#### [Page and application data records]
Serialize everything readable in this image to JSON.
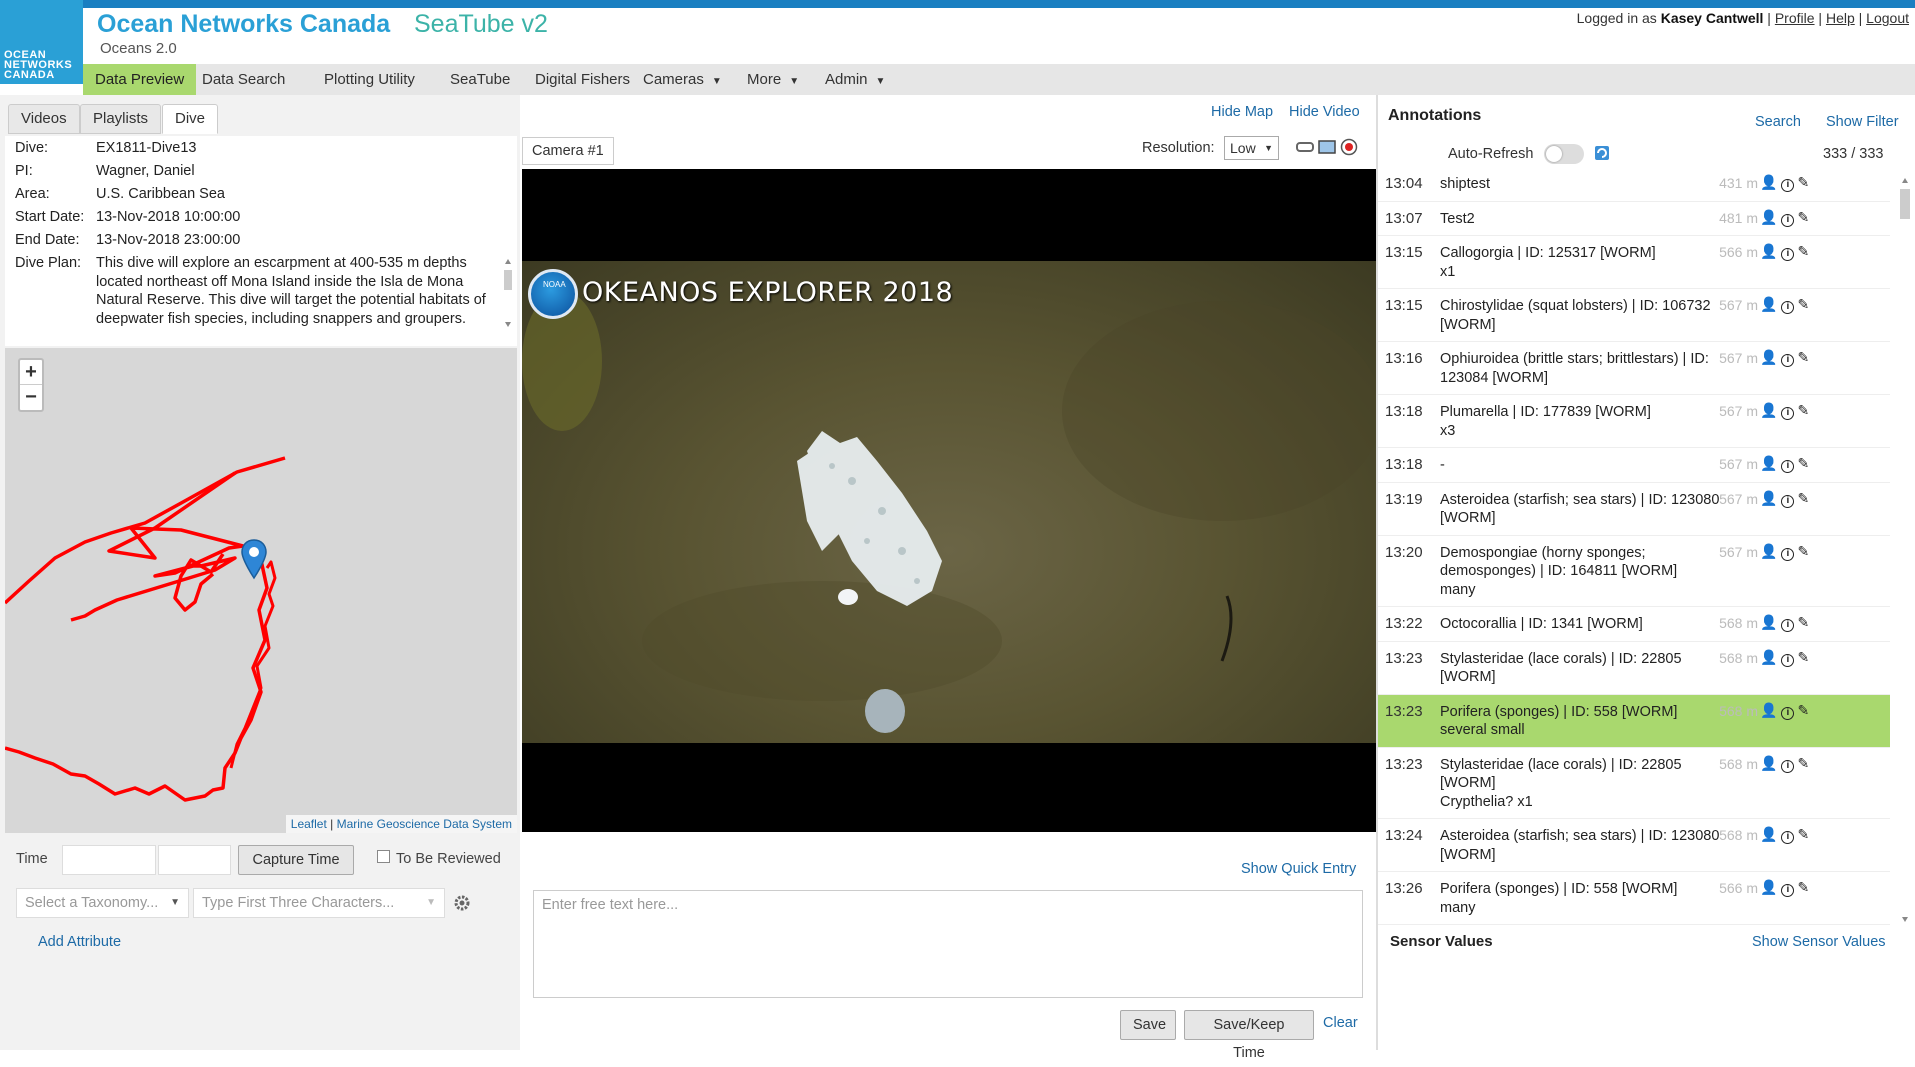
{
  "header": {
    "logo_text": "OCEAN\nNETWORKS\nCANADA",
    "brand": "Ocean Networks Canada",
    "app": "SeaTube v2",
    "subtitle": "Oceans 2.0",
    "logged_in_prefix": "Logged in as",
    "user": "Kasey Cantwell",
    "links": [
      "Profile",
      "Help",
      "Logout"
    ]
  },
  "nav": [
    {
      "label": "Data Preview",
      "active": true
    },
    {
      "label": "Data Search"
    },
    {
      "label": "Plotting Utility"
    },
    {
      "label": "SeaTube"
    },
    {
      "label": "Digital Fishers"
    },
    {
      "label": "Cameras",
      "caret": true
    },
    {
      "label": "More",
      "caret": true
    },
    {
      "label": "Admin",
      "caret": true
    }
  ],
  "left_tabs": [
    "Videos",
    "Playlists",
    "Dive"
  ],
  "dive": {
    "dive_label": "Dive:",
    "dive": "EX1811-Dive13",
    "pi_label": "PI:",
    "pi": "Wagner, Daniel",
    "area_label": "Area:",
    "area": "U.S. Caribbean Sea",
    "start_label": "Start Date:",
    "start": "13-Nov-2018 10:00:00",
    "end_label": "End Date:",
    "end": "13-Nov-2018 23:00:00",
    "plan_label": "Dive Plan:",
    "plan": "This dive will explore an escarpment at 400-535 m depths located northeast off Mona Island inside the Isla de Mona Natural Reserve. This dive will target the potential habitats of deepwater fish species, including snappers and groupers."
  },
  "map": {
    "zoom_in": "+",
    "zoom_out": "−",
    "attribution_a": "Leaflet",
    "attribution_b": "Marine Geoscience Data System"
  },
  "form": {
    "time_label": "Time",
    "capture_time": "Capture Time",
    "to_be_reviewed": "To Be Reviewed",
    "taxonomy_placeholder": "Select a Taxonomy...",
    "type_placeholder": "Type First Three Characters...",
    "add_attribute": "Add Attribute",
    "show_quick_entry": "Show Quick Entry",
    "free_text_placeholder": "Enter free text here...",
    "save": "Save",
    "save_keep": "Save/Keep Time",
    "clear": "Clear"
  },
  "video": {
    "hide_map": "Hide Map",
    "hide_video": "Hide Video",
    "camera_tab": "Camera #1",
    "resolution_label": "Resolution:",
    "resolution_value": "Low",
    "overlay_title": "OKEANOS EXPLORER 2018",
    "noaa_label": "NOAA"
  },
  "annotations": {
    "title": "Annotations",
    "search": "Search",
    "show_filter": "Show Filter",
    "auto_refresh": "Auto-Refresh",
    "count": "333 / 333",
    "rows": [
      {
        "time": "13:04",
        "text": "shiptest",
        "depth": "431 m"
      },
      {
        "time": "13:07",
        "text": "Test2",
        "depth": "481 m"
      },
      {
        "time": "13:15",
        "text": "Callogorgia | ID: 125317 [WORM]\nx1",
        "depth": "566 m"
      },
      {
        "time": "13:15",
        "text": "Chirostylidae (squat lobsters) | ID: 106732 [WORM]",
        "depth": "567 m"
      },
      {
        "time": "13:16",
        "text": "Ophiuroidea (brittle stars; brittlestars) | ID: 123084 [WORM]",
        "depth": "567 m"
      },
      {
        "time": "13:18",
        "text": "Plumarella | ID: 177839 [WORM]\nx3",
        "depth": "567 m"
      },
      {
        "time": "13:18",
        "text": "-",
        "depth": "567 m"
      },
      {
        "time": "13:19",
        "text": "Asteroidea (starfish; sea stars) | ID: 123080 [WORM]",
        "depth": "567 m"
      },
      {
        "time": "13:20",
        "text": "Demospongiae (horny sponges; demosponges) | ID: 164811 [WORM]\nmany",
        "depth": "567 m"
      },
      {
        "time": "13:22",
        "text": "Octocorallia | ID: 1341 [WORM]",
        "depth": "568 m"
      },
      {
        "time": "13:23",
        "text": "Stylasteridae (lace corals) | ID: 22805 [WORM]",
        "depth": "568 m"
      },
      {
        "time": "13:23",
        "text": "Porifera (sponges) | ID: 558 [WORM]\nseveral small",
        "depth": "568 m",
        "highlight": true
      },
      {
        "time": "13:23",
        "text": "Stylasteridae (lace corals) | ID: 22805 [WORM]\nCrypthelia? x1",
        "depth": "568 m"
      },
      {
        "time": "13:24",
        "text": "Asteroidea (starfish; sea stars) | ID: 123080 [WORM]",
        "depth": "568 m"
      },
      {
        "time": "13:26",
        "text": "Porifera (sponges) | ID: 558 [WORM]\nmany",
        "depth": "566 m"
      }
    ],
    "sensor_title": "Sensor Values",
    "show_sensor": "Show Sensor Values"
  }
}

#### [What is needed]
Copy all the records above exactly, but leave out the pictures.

#### [Solved problem]
Serialize everything readable in this image to JSON.
{
  "header": {
    "logo_text": "OCEAN\nNETWORKS\nCANADA",
    "brand": "Ocean Networks Canada",
    "app": "SeaTube v2",
    "subtitle": "Oceans 2.0",
    "logged_in_prefix": "Logged in as",
    "user": "Kasey Cantwell",
    "links": [
      "Profile",
      "Help",
      "Logout"
    ]
  },
  "nav": [
    {
      "label": "Data Preview",
      "active": true
    },
    {
      "label": "Data Search"
    },
    {
      "label": "Plotting Utility"
    },
    {
      "label": "SeaTube"
    },
    {
      "label": "Digital Fishers"
    },
    {
      "label": "Cameras",
      "caret": true
    },
    {
      "label": "More",
      "caret": true
    },
    {
      "label": "Admin",
      "caret": true
    }
  ],
  "left_tabs": [
    "Videos",
    "Playlists",
    "Dive"
  ],
  "dive": {
    "dive_label": "Dive:",
    "dive": "EX1811-Dive13",
    "pi_label": "PI:",
    "pi": "Wagner, Daniel",
    "area_label": "Area:",
    "area": "U.S. Caribbean Sea",
    "start_label": "Start Date:",
    "start": "13-Nov-2018 10:00:00",
    "end_label": "End Date:",
    "end": "13-Nov-2018 23:00:00",
    "plan_label": "Dive Plan:",
    "plan": "This dive will explore an escarpment at 400-535 m depths located northeast off Mona Island inside the Isla de Mona Natural Reserve. This dive will target the potential habitats of deepwater fish species, including snappers and groupers."
  },
  "map": {
    "zoom_in": "+",
    "zoom_out": "−",
    "attribution_a": "Leaflet",
    "attribution_b": "Marine Geoscience Data System"
  },
  "form": {
    "time_label": "Time",
    "capture_time": "Capture Time",
    "to_be_reviewed": "To Be Reviewed",
    "taxonomy_placeholder": "Select a Taxonomy...",
    "type_placeholder": "Type First Three Characters...",
    "add_attribute": "Add Attribute",
    "show_quick_entry": "Show Quick Entry",
    "free_text_placeholder": "Enter free text here...",
    "save": "Save",
    "save_keep": "Save/Keep Time",
    "clear": "Clear"
  },
  "video": {
    "hide_map": "Hide Map",
    "hide_video": "Hide Video",
    "camera_tab": "Camera #1",
    "resolution_label": "Resolution:",
    "resolution_value": "Low",
    "overlay_title": "OKEANOS EXPLORER 2018",
    "noaa_label": "NOAA"
  },
  "annotations": {
    "title": "Annotations",
    "search": "Search",
    "show_filter": "Show Filter",
    "auto_refresh": "Auto-Refresh",
    "count": "333 / 333",
    "rows": [
      {
        "time": "13:04",
        "text": "shiptest",
        "depth": "431 m"
      },
      {
        "time": "13:07",
        "text": "Test2",
        "depth": "481 m"
      },
      {
        "time": "13:15",
        "text": "Callogorgia | ID: 125317 [WORM]\nx1",
        "depth": "566 m"
      },
      {
        "time": "13:15",
        "text": "Chirostylidae (squat lobsters) | ID: 106732 [WORM]",
        "depth": "567 m"
      },
      {
        "time": "13:16",
        "text": "Ophiuroidea (brittle stars; brittlestars) | ID: 123084 [WORM]",
        "depth": "567 m"
      },
      {
        "time": "13:18",
        "text": "Plumarella | ID: 177839 [WORM]\nx3",
        "depth": "567 m"
      },
      {
        "time": "13:18",
        "text": "-",
        "depth": "567 m"
      },
      {
        "time": "13:19",
        "text": "Asteroidea (starfish; sea stars) | ID: 123080 [WORM]",
        "depth": "567 m"
      },
      {
        "time": "13:20",
        "text": "Demospongiae (horny sponges; demosponges) | ID: 164811 [WORM]\nmany",
        "depth": "567 m"
      },
      {
        "time": "13:22",
        "text": "Octocorallia | ID: 1341 [WORM]",
        "depth": "568 m"
      },
      {
        "time": "13:23",
        "text": "Stylasteridae (lace corals) | ID: 22805 [WORM]",
        "depth": "568 m"
      },
      {
        "time": "13:23",
        "text": "Porifera (sponges) | ID: 558 [WORM]\nseveral small",
        "depth": "568 m",
        "highlight": true
      },
      {
        "time": "13:23",
        "text": "Stylasteridae (lace corals) | ID: 22805 [WORM]\nCrypthelia? x1",
        "depth": "568 m"
      },
      {
        "time": "13:24",
        "text": "Asteroidea (starfish; sea stars) | ID: 123080 [WORM]",
        "depth": "568 m"
      },
      {
        "time": "13:26",
        "text": "Porifera (sponges) | ID: 558 [WORM]\nmany",
        "depth": "566 m"
      }
    ],
    "sensor_title": "Sensor Values",
    "show_sensor": "Show Sensor Values"
  }
}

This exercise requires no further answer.